Nelson clings to the concept of CSI as if this concept, which is inherently part of the EF can save the filter from its imminent demise. Little did he realize that Dembski himself had claimed that there is apparant and actual CSI while failing to provide for any way to distinguish between the two. Wesley Elsberry challenged Dembski to address the Algorithm room, so far Dembski has yet to address Elsberry on this issue as well as the devastating comments raised by Del Ratzsch.
Then we had the inappropriate application (written in Jello as one of the mathematicians involved in the NFL theorems called it) of the No Free Lunch theorems, adding another nail to the concept of CSI, law of conservation of information and other ‘ID relevant’ concepts.
For all practical purposes, the explanatory filter has been shown to be useless at least for what it was most intended, namely inferring a disembodied designer.

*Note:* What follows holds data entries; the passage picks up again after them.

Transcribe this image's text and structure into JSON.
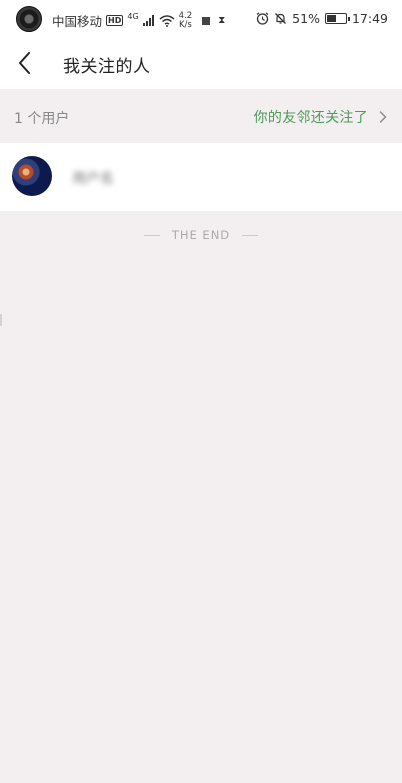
{
  "status_bar": {
    "carrier": "中国移动",
    "hd": "HD",
    "network": "4G",
    "speed_value": "4.2",
    "speed_unit": "K/s",
    "battery_percent": "51%",
    "battery_level": 0.51,
    "time": "17:49"
  },
  "header": {
    "title": "我关注的人",
    "back_icon": "chevron-left-icon"
  },
  "section": {
    "user_count": "1 个用户",
    "friends_link": "你的友邻还关注了"
  },
  "users": [
    {
      "name": "用户名"
    }
  ],
  "footer": {
    "end_text": "THE END"
  },
  "colors": {
    "background": "#f3eff0",
    "accent_green": "#4d9a5a",
    "muted_text": "#888888"
  }
}
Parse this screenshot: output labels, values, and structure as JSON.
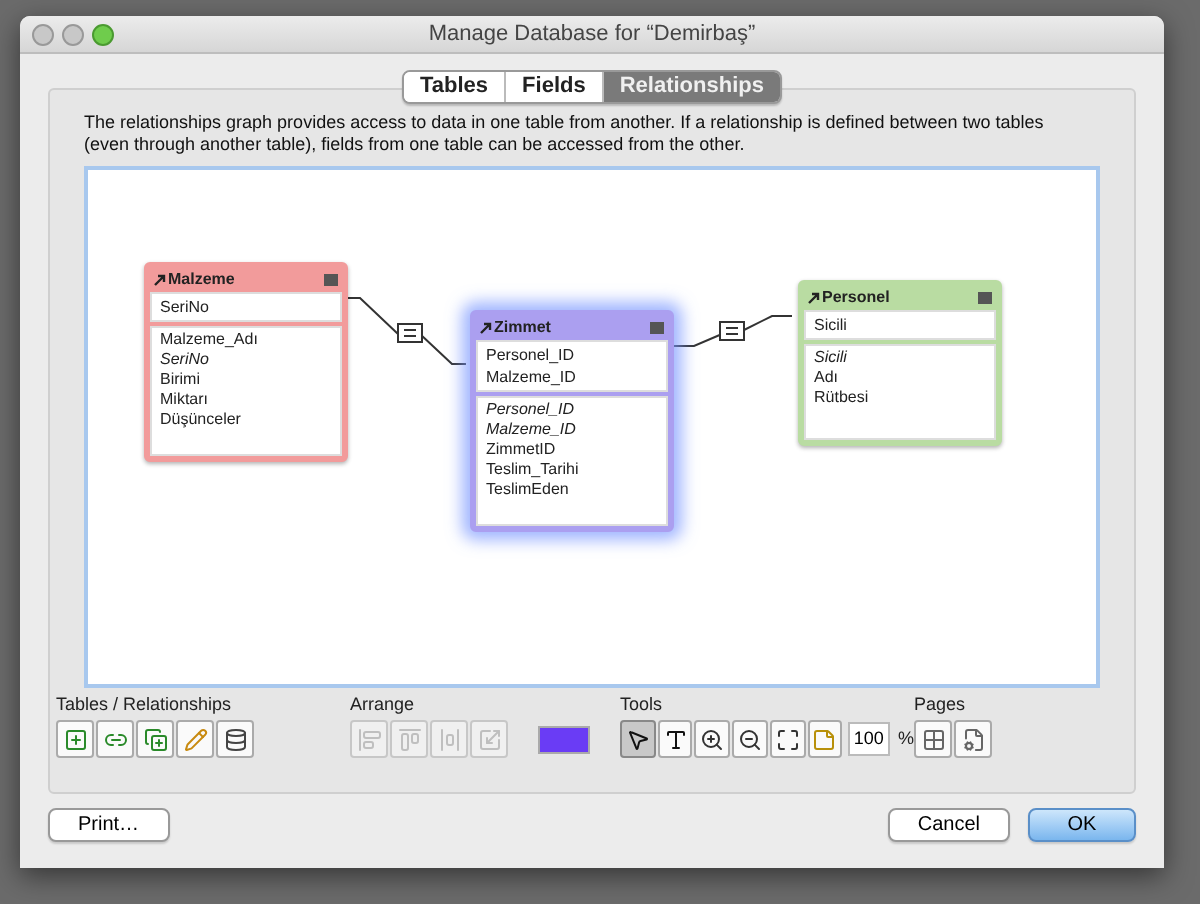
{
  "window": {
    "title": "Manage Database for “Demirbaş”"
  },
  "tabs": [
    {
      "label": "Tables",
      "selected": false
    },
    {
      "label": "Fields",
      "selected": false
    },
    {
      "label": "Relationships",
      "selected": true
    }
  ],
  "description": "The relationships graph provides access to data in one table from another. If a relationship is defined between two tables (even through another table), fields from one table can be accessed from the other.",
  "tables": [
    {
      "name": "Malzeme",
      "color": "#f29b9b",
      "selected": false,
      "match_fields": [
        "SeriNo"
      ],
      "fields": [
        {
          "name": "Malzeme_Adı",
          "italic": false
        },
        {
          "name": "SeriNo",
          "italic": true
        },
        {
          "name": "Birimi",
          "italic": false
        },
        {
          "name": "Miktarı",
          "italic": false
        },
        {
          "name": "Düşünceler",
          "italic": false
        }
      ]
    },
    {
      "name": "Zimmet",
      "color": "#ab9ff0",
      "selected": true,
      "match_fields": [
        "Personel_ID",
        "Malzeme_ID"
      ],
      "fields": [
        {
          "name": "Personel_ID",
          "italic": true
        },
        {
          "name": "Malzeme_ID",
          "italic": true
        },
        {
          "name": "ZimmetID",
          "italic": false
        },
        {
          "name": "Teslim_Tarihi",
          "italic": false
        },
        {
          "name": "TeslimEden",
          "italic": false
        }
      ]
    },
    {
      "name": "Personel",
      "color": "#b9dca2",
      "selected": false,
      "match_fields": [
        "Sicili"
      ],
      "fields": [
        {
          "name": "Sicili",
          "italic": true
        },
        {
          "name": "Adı",
          "italic": false
        },
        {
          "name": "Rütbesi",
          "italic": false
        }
      ]
    }
  ],
  "toolbar": {
    "groups": [
      {
        "label": "Tables / Relationships",
        "kind": "buttons",
        "buttons": [
          {
            "disabled": false,
            "selected": false
          },
          {
            "disabled": false,
            "selected": false
          },
          {
            "disabled": false,
            "selected": false
          },
          {
            "disabled": false,
            "selected": false
          },
          {
            "disabled": false,
            "selected": false
          }
        ]
      },
      {
        "label": "Arrange",
        "kind": "arrange",
        "buttons": [
          {
            "disabled": true,
            "selected": false
          },
          {
            "disabled": true,
            "selected": false
          },
          {
            "disabled": true,
            "selected": false
          },
          {
            "disabled": true,
            "selected": false
          }
        ]
      },
      {
        "label": "Tools",
        "kind": "tools",
        "buttons": [
          {
            "disabled": false,
            "selected": true
          },
          {
            "disabled": false,
            "selected": false
          },
          {
            "disabled": false,
            "selected": false
          },
          {
            "disabled": false,
            "selected": false
          },
          {
            "disabled": false,
            "selected": false
          },
          {
            "disabled": false,
            "selected": false
          }
        ],
        "zoom": "100",
        "unit": "%"
      },
      {
        "label": "Pages",
        "kind": "buttons",
        "buttons": [
          {
            "disabled": false,
            "selected": false
          },
          {
            "disabled": false,
            "selected": false
          }
        ]
      }
    ]
  },
  "buttons": [
    {
      "label": "Print…",
      "kind": "normal"
    },
    {
      "label": "Cancel",
      "kind": "normal"
    },
    {
      "label": "OK",
      "kind": "default"
    }
  ]
}
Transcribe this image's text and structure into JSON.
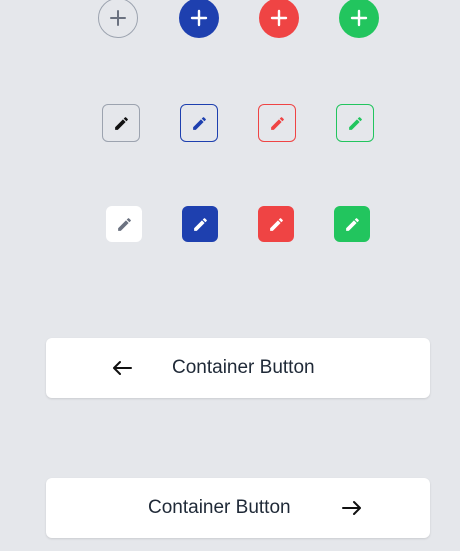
{
  "colors": {
    "background": "#e5e7eb",
    "neutral_border": "#9ca3af",
    "neutral_icon": "#6b7280",
    "primary": "#1e40af",
    "danger": "#ef4444",
    "success": "#22c55e",
    "white": "#ffffff",
    "text": "#1f2937"
  },
  "rows": {
    "plus_circle_buttons": [
      {
        "variant": "outline",
        "icon": "plus-icon"
      },
      {
        "variant": "primary",
        "icon": "plus-icon"
      },
      {
        "variant": "danger",
        "icon": "plus-icon"
      },
      {
        "variant": "success",
        "icon": "plus-icon"
      }
    ],
    "edit_outline_buttons": [
      {
        "variant": "neutral",
        "icon": "pencil-icon"
      },
      {
        "variant": "primary",
        "icon": "pencil-icon"
      },
      {
        "variant": "danger",
        "icon": "pencil-icon"
      },
      {
        "variant": "success",
        "icon": "pencil-icon"
      }
    ],
    "edit_solid_buttons": [
      {
        "variant": "white",
        "icon": "pencil-icon"
      },
      {
        "variant": "primary",
        "icon": "pencil-icon"
      },
      {
        "variant": "danger",
        "icon": "pencil-icon"
      },
      {
        "variant": "success",
        "icon": "pencil-icon"
      }
    ]
  },
  "container_buttons": [
    {
      "label": "Container Button",
      "icon": "arrow-left-icon"
    },
    {
      "label": "Container Button",
      "icon": "arrow-right-icon"
    }
  ]
}
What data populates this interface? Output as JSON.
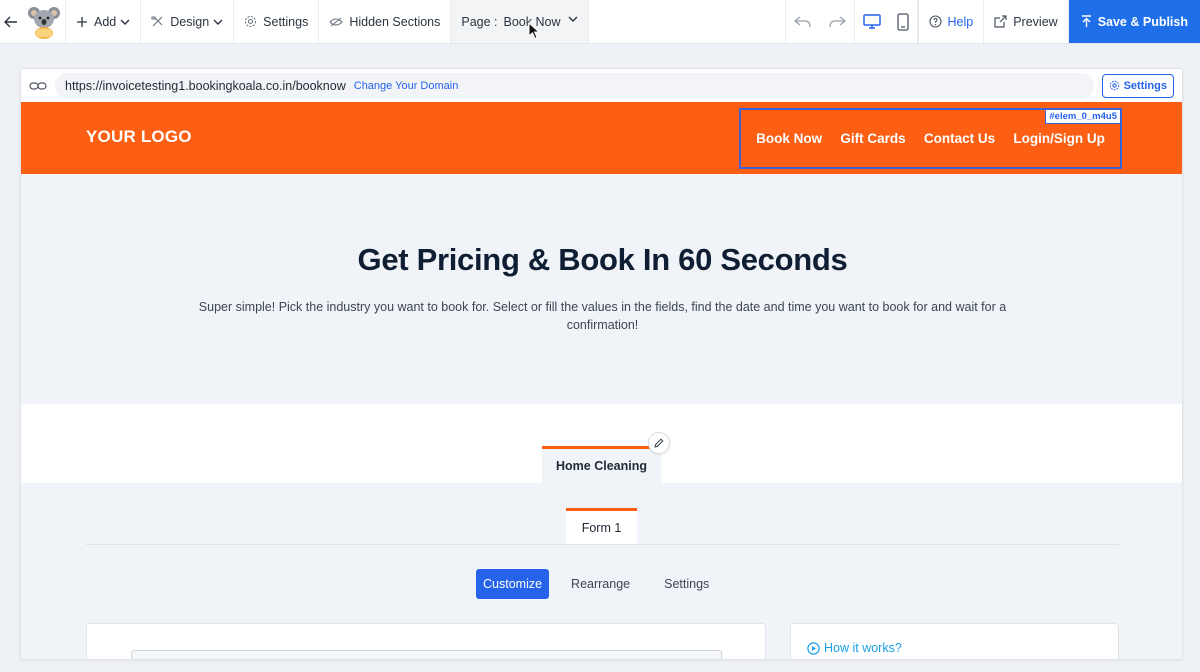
{
  "toolbar": {
    "add_label": "Add",
    "design_label": "Design",
    "settings_label": "Settings",
    "hidden_sections_label": "Hidden Sections",
    "page_prefix": "Page :",
    "page_name": "Book Now",
    "help_label": "Help",
    "preview_label": "Preview",
    "publish_label": "Save & Publish"
  },
  "frame": {
    "url": "https://invoicetesting1.bookingkoala.co.in/booknow",
    "change_domain": "Change Your Domain",
    "settings_label": "Settings"
  },
  "site": {
    "logo": "YOUR LOGO",
    "nav": [
      "Book Now",
      "Gift Cards",
      "Contact Us",
      "Login/Sign Up"
    ],
    "element_id": "#elem_0_m4u5"
  },
  "hero": {
    "title": "Get Pricing & Book In 60 Seconds",
    "subtitle": "Super simple! Pick the industry you want to book for. Select or fill the values in the fields, find the date and time you want to book for and wait for a confirmation!"
  },
  "booking": {
    "industry_tab": "Home Cleaning",
    "form_tab": "Form 1",
    "subtabs": [
      "Customize",
      "Rearrange",
      "Settings"
    ],
    "how_it_works": "How it works?"
  },
  "colors": {
    "brand_orange": "#fc5f13",
    "primary_blue": "#2563eb",
    "link_cyan": "#1ea0e6"
  }
}
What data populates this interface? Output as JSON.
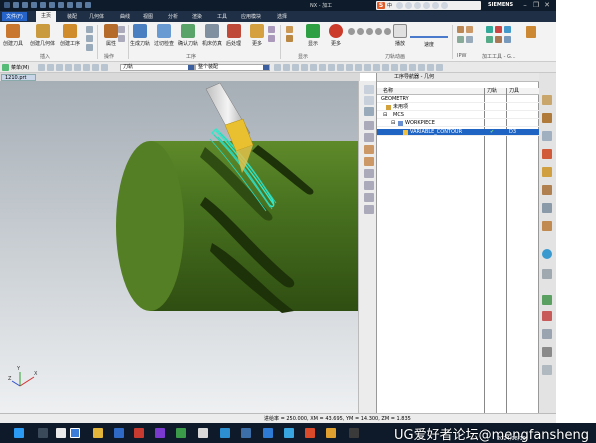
{
  "window": {
    "title": "NX - 加工",
    "brand": "SIEMENS"
  },
  "ime": {
    "label": "中"
  },
  "menu": [
    "文件(F)",
    "主页",
    "装配",
    "几何体",
    "曲线",
    "视图",
    "分析",
    "渲染",
    "工具",
    "应用模块",
    "选择"
  ],
  "ribbon": {
    "buttons": [
      "创建刀具",
      "创建几何体",
      "创建工序",
      "属性",
      "生成刀轨",
      "过切检查",
      "确认刀轨",
      "机床仿真",
      "后处理",
      "更多",
      "显示",
      "显示面",
      "更多",
      "播放"
    ],
    "groups": [
      "插入",
      "操作",
      "工序",
      "显示",
      "刀轨动画",
      "IPW",
      "加工工具 - G..."
    ],
    "speed_label": "速度"
  },
  "filter": {
    "menu": "菜单(M)",
    "type_value": "刀轨",
    "scope_value": "整个装配"
  },
  "tab": {
    "label": "1210.prt"
  },
  "navigator": {
    "title": "工序导航器 - 几何",
    "columns": [
      "名称",
      "刀轨",
      "刀具"
    ],
    "rows": [
      {
        "name": "GEOMETRY",
        "path": "",
        "tool": ""
      },
      {
        "name": "未用项",
        "path": "",
        "tool": ""
      },
      {
        "name": "MCS",
        "path": "",
        "tool": ""
      },
      {
        "name": "WORKPIECE",
        "path": "",
        "tool": ""
      },
      {
        "name": "VARIABLE_CONTOUR",
        "path": "✔",
        "tool": "D3"
      }
    ]
  },
  "status": {
    "text": "进给率 = 250.000, XM = 43.695, YM = 14.300, ZM = 1.835"
  },
  "watermark": {
    "text": "UG爱好者论坛@mengfansheng"
  },
  "clock": {
    "date": "2024/08/19"
  },
  "axes": {
    "x": "X",
    "y": "Y",
    "z": "Z"
  }
}
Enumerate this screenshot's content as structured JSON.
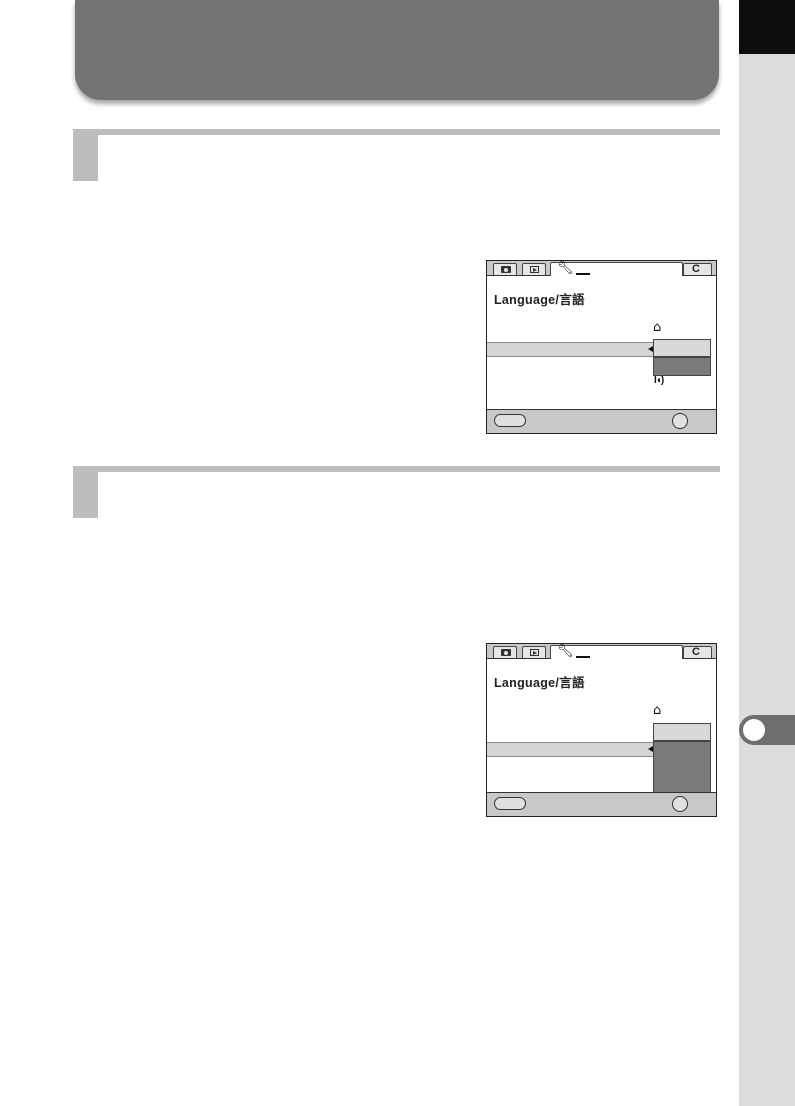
{
  "screens": [
    {
      "title": "Language/言語",
      "icons": {
        "capture_tab": "camera-icon",
        "playback_tab": "play-icon",
        "setup_tab": "wrench-icon",
        "custom_tab": "C",
        "home": "home-icon",
        "sound": "speaker-icon",
        "menu_button": "menu-button-icon",
        "ok_button": "ok-button-icon"
      }
    },
    {
      "title": "Language/言語",
      "icons": {
        "capture_tab": "camera-icon",
        "playback_tab": "play-icon",
        "setup_tab": "wrench-icon",
        "custom_tab": "C",
        "home": "home-icon",
        "menu_button": "menu-button-icon",
        "ok_button": "ok-button-icon"
      }
    }
  ],
  "colors": {
    "banner": "#747474",
    "side_strip": "#dcdcdc",
    "chapter_tab": "#6e6e6e",
    "step_bar": "#bdbdbd",
    "highlight": "#d6d6d6",
    "dropdown_dark": "#7a7a7a"
  }
}
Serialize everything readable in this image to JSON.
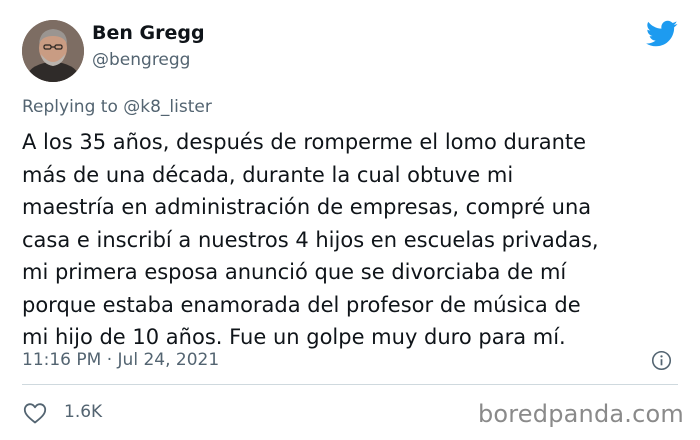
{
  "author": {
    "display_name": "Ben Gregg",
    "handle": "@bengregg",
    "avatar_icon": "user-avatar"
  },
  "reply": {
    "prefix": "Replying to ",
    "mention": "@k8_lister"
  },
  "tweet": {
    "text": "A los 35 años, después de romperme el lomo durante\nmás de una década, durante la cual obtuve mi\nmaestría en administración de empresas, compré una\ncasa e inscribí a nuestros 4 hijos en escuelas privadas,\nmi primera esposa anunció que se divorciaba de mí\nporque estaba enamorada del profesor de música de\nmi hijo de 10 años. Fue un golpe muy duro para mí.",
    "timestamp": "11:16 PM · Jul 24, 2021"
  },
  "actions": {
    "like_count": "1.6K",
    "like_icon": "heart-icon",
    "info_icon": "info-icon"
  },
  "brand": {
    "logo_icon": "twitter-bird-icon",
    "logo_color": "#1d9bf0"
  },
  "watermark": "boredpanda.com",
  "colors": {
    "text": "#0f1419",
    "secondary": "#536471",
    "divider": "#cfd9de"
  }
}
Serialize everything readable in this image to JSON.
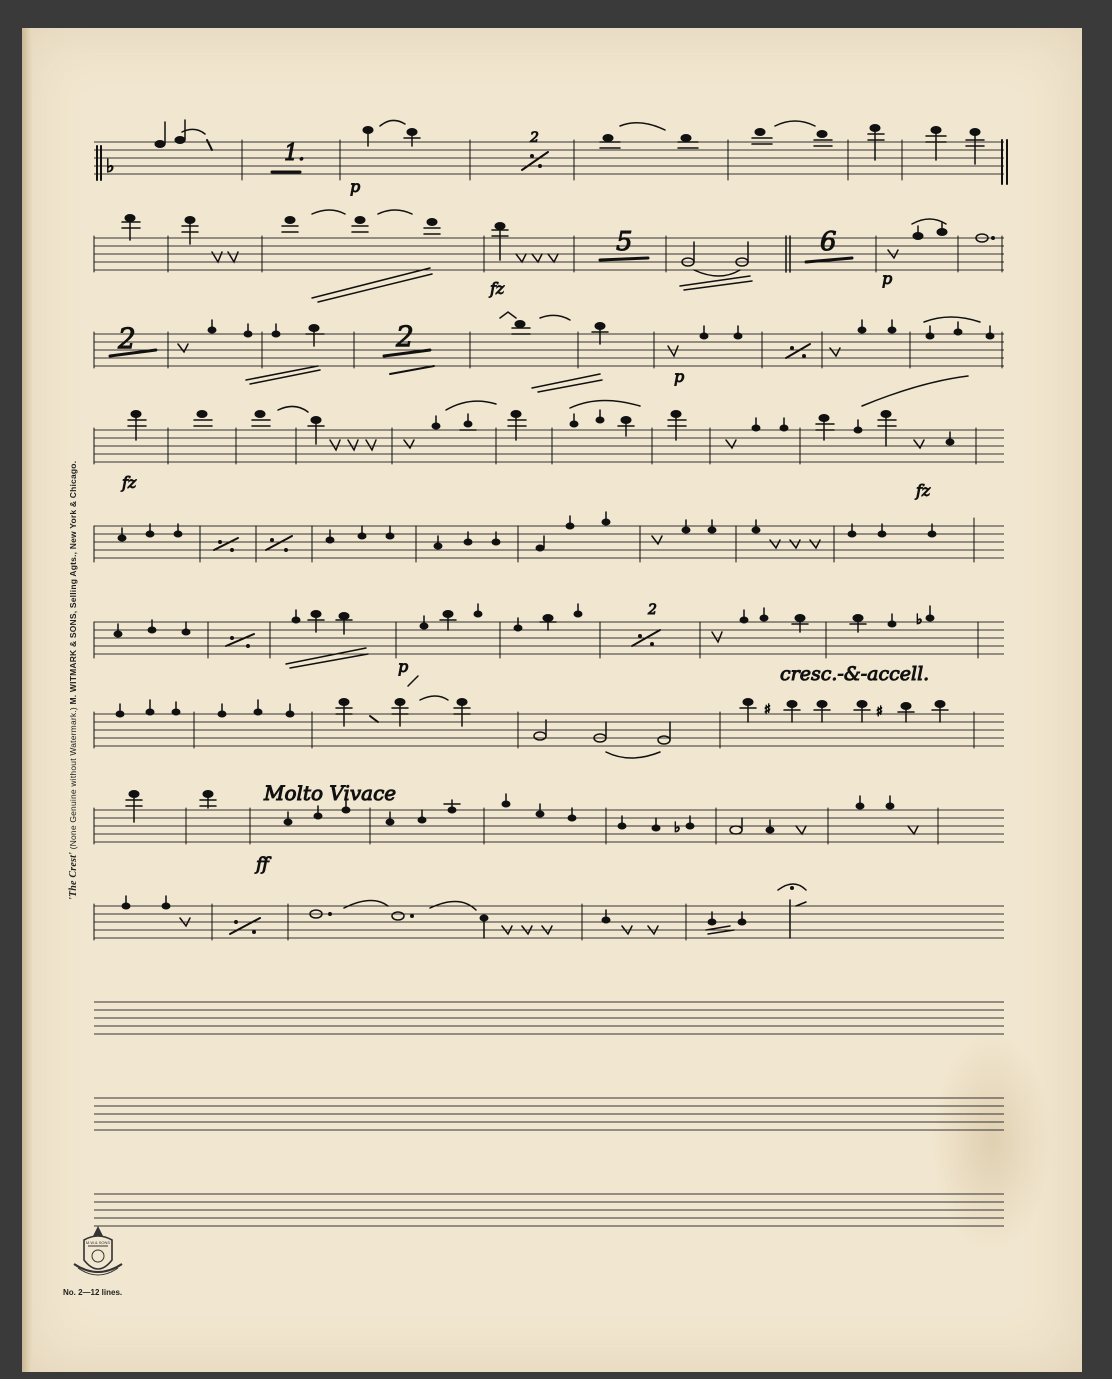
{
  "document": {
    "type": "handwritten music manuscript",
    "side_text": {
      "brand": "'The Crest'",
      "note": "(None Genuine without Watermark.)",
      "publisher": "M. WITMARK & SONS, Selling Agts., New York & Chicago."
    },
    "plate_number": "No. 2—12 lines.",
    "seal_label": "M.W.& SONS",
    "staff_count": 12,
    "filled_staff_count": 9,
    "annotations": {
      "dynamic_p_1": "p",
      "dynamic_p_2": "p",
      "dynamic_p_3": "p",
      "dynamic_p_4": "p",
      "dynamic_fz_1": "fz",
      "dynamic_fz_2": "fz",
      "dynamic_fz_3": "fz",
      "dynamic_ff": "ff",
      "tempo_cresc": "cresc.-&-accell.",
      "tempo_molto": "Molto Vivace",
      "rest_1": "1.",
      "rest_2": "2",
      "rest_5": "5",
      "rest_6": "6",
      "rest_2b": "2",
      "rest_2c": "2",
      "repeat_2": "2"
    },
    "colors": {
      "paper": "#f1e6cf",
      "ink": "#111111",
      "staff": "#333333",
      "background": "#3a3a3a"
    }
  }
}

IC, the concept first proposed by Behe, did not fare much better. From the onset Behe had to admit that indirect pathways may exist and although he claimed without much evidence that such pathways are improbable, science actually showed otherwise. It started with Ussery et al who showed that various pathways to IC did exist. In fact not only did such pathways exist but evidence showed how co-option appeared to be quite prevalent in nature. Following this, Lenski et al showed how in fact evolutionary processes could lead to IC systems (Lenski, R. E., C. Ofria, R. T. Pennock, and C. Adami. 2003. The evolutionary origin of complex features. Nature 423:139-144). The concept of IC had been reduced to “but yes, it can evolve but show us that it actually did…“… Not much of an ID relevant concept, unless appeal to ignorance is argued to be an inevitable ID approach.
So where are we now? ID’s theoretical foundations have failed, reflected in the obvious lack of ID relevant research or contributions to our scientific understanding.
Del Ratzsch alluded to this in a recent interview on ISCID
I think that some are certainly too far in the materialist direction, and they claim that science backs them up on that. ID can at least serve a ‘keeping em’ honest’ function, even if nothing else. I think that ID may very well have things to offer science, but I think that it is too early for ID to claim that it has done so. I don’t think that it is just obvious that ID will contribute substantively to science, but I think it has that potential, and that it should be pushed as far as it can be made to legitimately go.
Now we reach present day where we see ID proponentssuch as Beckwith and the IDEA center speak out against their perception of ‘errors, misrepresentation etc’ in the work by F&G (Forrest and Gross: Creationisms Trojan Horse: The Wedge of Intelligent Design). F&G have done an excellent job at documenting the religious and political foundation of the ID movement in Creationism’s Trojan Horse: The Wedge of Intelligent Design.
Putting all this together, it all started to make sense to me.
The Wedge strategy strongly depended on the success of the ID movement scientifically for it to make a claim to be allowed in high school curricula. Francis Beckwith’s articles and other articles by Discovery Institute people show how much depends on ID being scientifically relevant (more in a future posting). Now that ID has shown to be a failure scientifically, F&G’s book is becoming even more a liability to the ID movement. Not only is ID scientifically meaningless but its roots in religion and politics has been documented in full detail.
Is the Wedge closing up? Time shall tell.
A final thought: Mike Gene’s front loading, while far more defendable scientifically seems to have the same flaw inherent to ID hypotheses namely that it cannot establish the relative probabilities between a possible false positive and a design hypothesis and thus any inference become highly unreliable.
So what is the future for ID?